2) Embrace New Cultures
My dad is Jamaican. And by Jamaican I mean he literally came from Jamaica with nothing to America to pursue his reggae career and hopefully make a living to send back to his children down in Jamaica. Along the way, he happened to meet my mom and had me! We lived in Seattle, WA which is a very liberal, unique city but also at the time we lived in a very all-white neighborhood: Ballard. I love Ballard and still do, but it’s mainly Scandanavian culture, so there is no way I’d learn much about my own culture if my dad hadn’t been around. We didn’t listen to rock in our house, we listened to reggae daily. We didn’t go to the burger joint down the street, we would drive 45 minutes south to the best Thai restaurant (he’d always get me cashew chicken, still my fave!) or Catfish Corner. Along the way we would stop at farmer’s markets, hole-in-the-wall shops in the central district, and it would always be an adventure of new cultures. I have taken this lesson from him and never let it leave my side: it may take some effort, but make the culture experience count.
3) Go After The Unknown
Like I said, my dad came to the US with literally nothing. He didn’t know if he was going to succeed or fail, he just did it. He left a big family back in Jamaica, but was always hustling to send money back down there to make sure that they were comfortable. Looking at this part of my dad’s life, I couldn’t imagine up and moving to a new city, state, let alone country… yet he did it. And you know what? He made it. Maybe not to the point where he was a household name but he has multiple CDs and people are still listening to his music to this day. He truly went after his dream and that’s what drives me to continuously go after mine and do what I love every single day… even if I don’t know what the result will be – life is too short not to go after it.
4) Love Fearlessly, But Make It Sacred
I have multiple sisters and a brother. And my dad had multiple girlfriends in between being with my amazing, beautiful soul of a mother for 12 years. She was his rock, his constant love… My dad wasn’t the easiert person to love, he’s similar to me… stubborn, wild, free but also passionate, loving, & sweet.

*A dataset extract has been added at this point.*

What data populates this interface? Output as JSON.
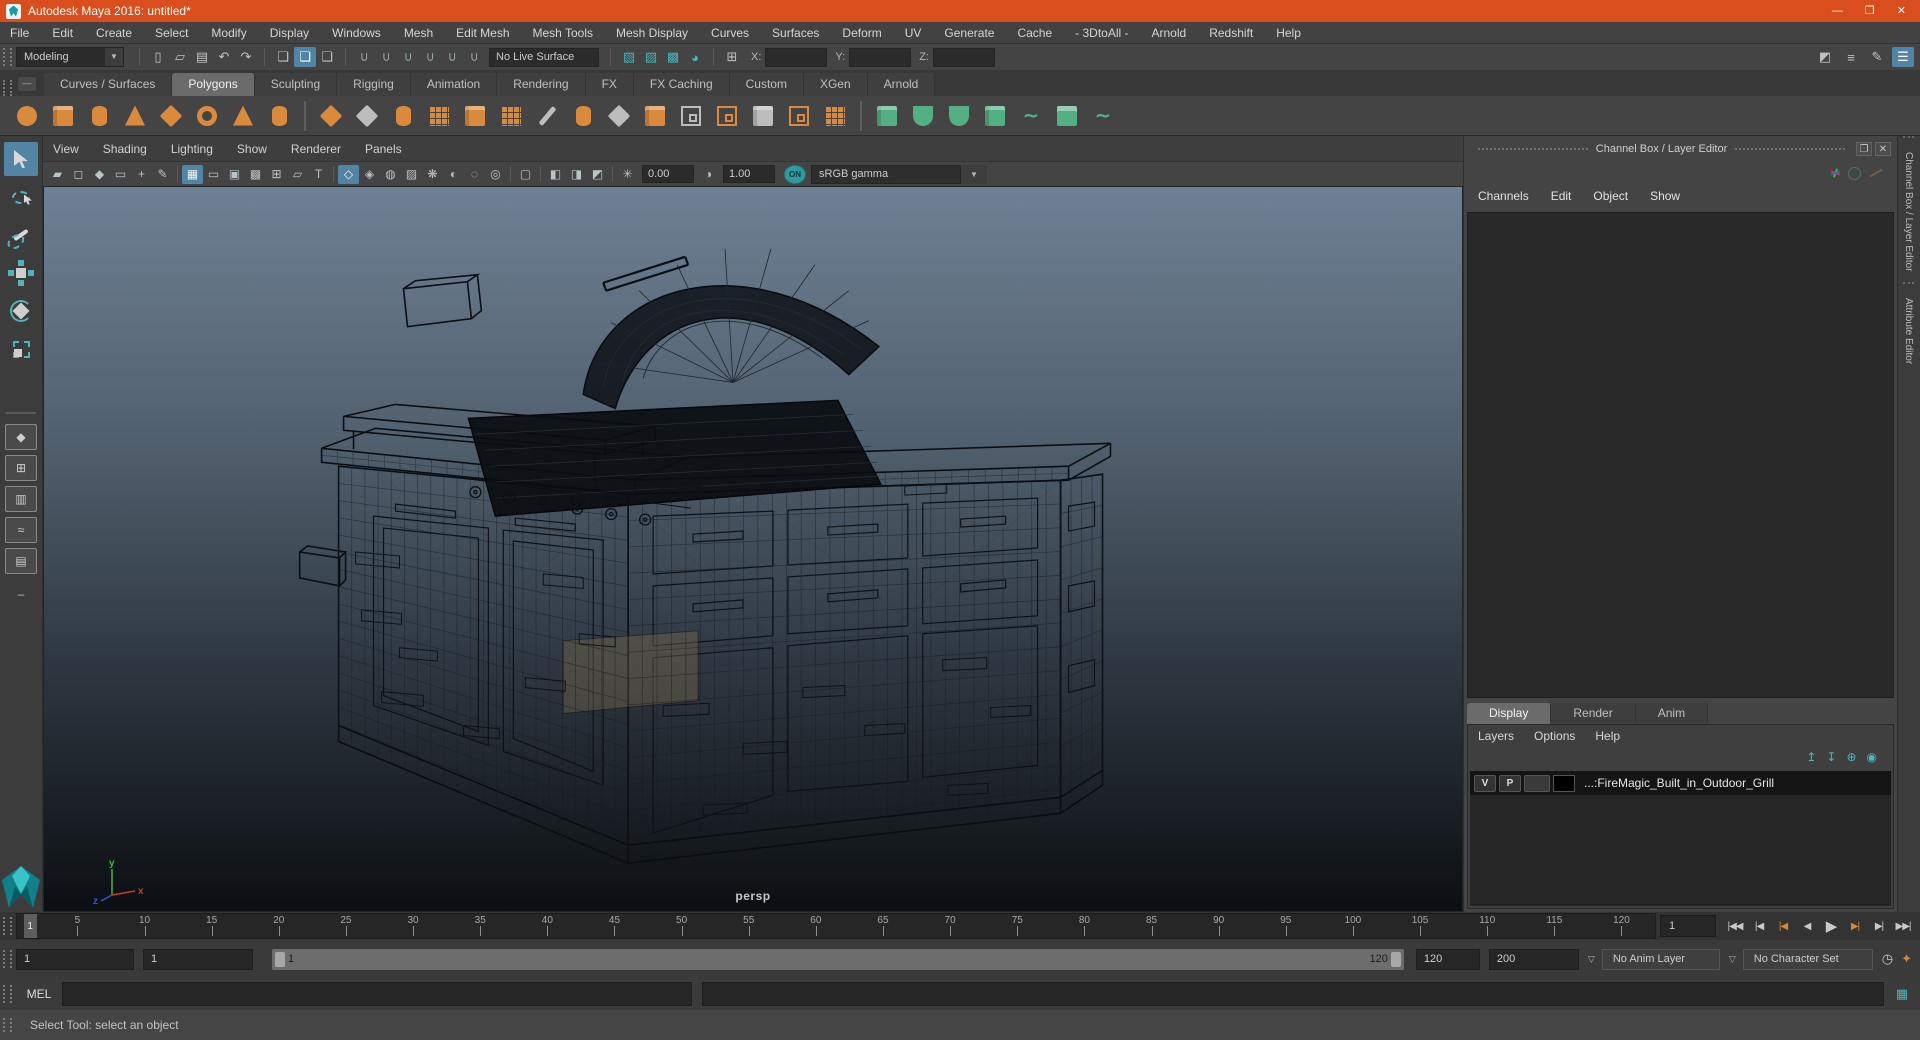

I’m sure my dad loved my mother with everything he had, I know this because I saw it in his eyes on the hospital bed when he was dying after the cancer treatments failed. I saw how he looked at her, held her, and kissed her. He loved her with everything he had, regardless of any other person out there that he had dated. This showed me what real love was and I will never forget it. I have always struggled to find that real connection to someone to truly connect unapologetically with them, until recently. It’s something I’ve searched for all my life because I saw the connection my parents had and THAT was love. Never allow yourself to stray from what you know in your heart is what you need from a partner. Hold out for real love.
5) Never Forget Who You Are
Above everything else, never forget who you are. My dad was such a beautiful soul and I am so blessed to be his daughter. Keeping his memory, laugh, and music alive is something that will always be with me. He made sure I knew exactly where I came from before he passed – I lived in Jamaica for 3 months in 3rd grade and I’ll never forget it. Getting to know my culture, my family, and himself was the best gift he could have ever given me.
With tears in my eyes after writing this blog post I just want to say that I want you guys to cherish the people you love in your life. They may not always be perfect, but they are truly who make us the people we are. Take in every moment, soak in every memory. It will all be worth it when you can look back when they are no longer with us with a smile, and maybe some tears, that they impacted us beyond what we ever knew a human could. I love you dad ❤️